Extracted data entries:
☆ ☆ ☆

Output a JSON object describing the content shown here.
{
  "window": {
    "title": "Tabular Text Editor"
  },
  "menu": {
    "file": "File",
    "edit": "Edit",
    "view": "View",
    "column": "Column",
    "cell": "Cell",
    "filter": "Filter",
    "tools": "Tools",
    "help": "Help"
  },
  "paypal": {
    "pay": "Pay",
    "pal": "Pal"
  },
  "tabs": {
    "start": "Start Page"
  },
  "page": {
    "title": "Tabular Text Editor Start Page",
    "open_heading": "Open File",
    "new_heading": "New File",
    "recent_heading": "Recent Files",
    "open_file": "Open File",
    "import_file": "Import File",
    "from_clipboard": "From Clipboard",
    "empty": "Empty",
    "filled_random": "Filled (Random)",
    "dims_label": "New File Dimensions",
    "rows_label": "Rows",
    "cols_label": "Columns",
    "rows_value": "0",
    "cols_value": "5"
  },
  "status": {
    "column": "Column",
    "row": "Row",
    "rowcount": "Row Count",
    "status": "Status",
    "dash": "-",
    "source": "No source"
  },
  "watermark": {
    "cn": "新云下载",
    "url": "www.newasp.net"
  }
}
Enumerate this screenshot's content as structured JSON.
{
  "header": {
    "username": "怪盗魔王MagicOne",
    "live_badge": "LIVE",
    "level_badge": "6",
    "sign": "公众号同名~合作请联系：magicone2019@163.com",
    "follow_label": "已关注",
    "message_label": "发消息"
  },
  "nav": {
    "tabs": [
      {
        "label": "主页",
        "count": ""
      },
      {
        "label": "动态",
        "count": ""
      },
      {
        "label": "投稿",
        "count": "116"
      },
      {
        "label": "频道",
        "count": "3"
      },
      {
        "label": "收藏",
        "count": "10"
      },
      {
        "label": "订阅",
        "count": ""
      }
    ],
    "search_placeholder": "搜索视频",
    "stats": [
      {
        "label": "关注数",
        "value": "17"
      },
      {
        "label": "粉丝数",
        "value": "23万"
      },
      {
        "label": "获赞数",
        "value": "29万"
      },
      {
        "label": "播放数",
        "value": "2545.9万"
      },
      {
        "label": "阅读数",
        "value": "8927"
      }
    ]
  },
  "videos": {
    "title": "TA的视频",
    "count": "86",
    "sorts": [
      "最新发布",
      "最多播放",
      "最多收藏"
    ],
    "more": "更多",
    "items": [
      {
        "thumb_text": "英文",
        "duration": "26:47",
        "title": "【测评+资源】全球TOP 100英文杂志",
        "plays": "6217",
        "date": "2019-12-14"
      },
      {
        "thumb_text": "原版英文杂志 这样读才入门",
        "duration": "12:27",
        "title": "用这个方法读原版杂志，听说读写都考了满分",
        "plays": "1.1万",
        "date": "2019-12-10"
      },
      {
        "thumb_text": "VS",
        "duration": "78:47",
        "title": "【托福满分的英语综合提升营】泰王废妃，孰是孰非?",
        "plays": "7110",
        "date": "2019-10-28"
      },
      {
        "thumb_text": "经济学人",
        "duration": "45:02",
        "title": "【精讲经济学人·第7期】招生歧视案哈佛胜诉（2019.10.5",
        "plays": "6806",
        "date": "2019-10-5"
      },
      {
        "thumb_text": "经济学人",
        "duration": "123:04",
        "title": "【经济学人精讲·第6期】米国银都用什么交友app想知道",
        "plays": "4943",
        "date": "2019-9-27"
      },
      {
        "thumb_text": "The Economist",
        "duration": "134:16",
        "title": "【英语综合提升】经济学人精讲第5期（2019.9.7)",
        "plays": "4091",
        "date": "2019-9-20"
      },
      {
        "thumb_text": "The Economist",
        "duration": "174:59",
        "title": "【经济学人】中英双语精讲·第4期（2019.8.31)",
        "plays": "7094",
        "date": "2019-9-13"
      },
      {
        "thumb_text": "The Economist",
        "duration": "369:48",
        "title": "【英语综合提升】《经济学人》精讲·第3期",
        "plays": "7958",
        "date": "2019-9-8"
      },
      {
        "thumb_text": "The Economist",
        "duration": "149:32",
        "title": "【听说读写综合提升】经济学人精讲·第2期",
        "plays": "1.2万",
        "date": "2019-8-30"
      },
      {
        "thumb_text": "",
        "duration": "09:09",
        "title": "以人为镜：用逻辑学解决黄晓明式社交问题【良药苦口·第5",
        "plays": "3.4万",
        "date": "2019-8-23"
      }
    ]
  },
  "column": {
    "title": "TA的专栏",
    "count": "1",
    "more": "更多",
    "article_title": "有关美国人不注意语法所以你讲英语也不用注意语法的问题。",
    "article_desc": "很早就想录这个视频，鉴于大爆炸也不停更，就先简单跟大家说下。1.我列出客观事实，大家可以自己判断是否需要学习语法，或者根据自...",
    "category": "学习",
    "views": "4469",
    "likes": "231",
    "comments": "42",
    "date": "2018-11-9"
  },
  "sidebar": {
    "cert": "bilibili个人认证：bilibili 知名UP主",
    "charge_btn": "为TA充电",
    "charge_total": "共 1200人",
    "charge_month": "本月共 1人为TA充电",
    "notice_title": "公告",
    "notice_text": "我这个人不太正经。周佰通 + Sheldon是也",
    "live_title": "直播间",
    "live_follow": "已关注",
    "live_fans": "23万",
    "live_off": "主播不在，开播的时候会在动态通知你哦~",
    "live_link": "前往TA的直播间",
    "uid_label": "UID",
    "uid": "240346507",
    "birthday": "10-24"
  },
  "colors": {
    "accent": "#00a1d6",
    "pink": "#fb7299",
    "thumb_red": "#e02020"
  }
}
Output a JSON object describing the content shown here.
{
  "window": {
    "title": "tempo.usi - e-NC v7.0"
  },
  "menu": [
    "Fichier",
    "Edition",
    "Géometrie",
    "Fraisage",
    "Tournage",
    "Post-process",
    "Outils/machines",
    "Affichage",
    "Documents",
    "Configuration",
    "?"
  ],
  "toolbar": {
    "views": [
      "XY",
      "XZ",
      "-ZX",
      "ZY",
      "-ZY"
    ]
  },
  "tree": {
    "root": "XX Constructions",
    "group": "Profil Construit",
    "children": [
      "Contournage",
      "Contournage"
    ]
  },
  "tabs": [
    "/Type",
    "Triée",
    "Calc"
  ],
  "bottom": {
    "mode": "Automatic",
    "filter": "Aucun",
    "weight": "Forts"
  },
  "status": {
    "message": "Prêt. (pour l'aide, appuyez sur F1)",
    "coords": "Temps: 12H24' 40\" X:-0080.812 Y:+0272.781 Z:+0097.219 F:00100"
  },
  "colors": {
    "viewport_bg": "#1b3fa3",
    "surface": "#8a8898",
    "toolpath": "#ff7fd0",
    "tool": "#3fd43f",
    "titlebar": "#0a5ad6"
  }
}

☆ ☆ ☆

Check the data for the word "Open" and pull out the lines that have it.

__Completed exercise__.
    "open_heading": "Open File",
    "open_file": "Open File",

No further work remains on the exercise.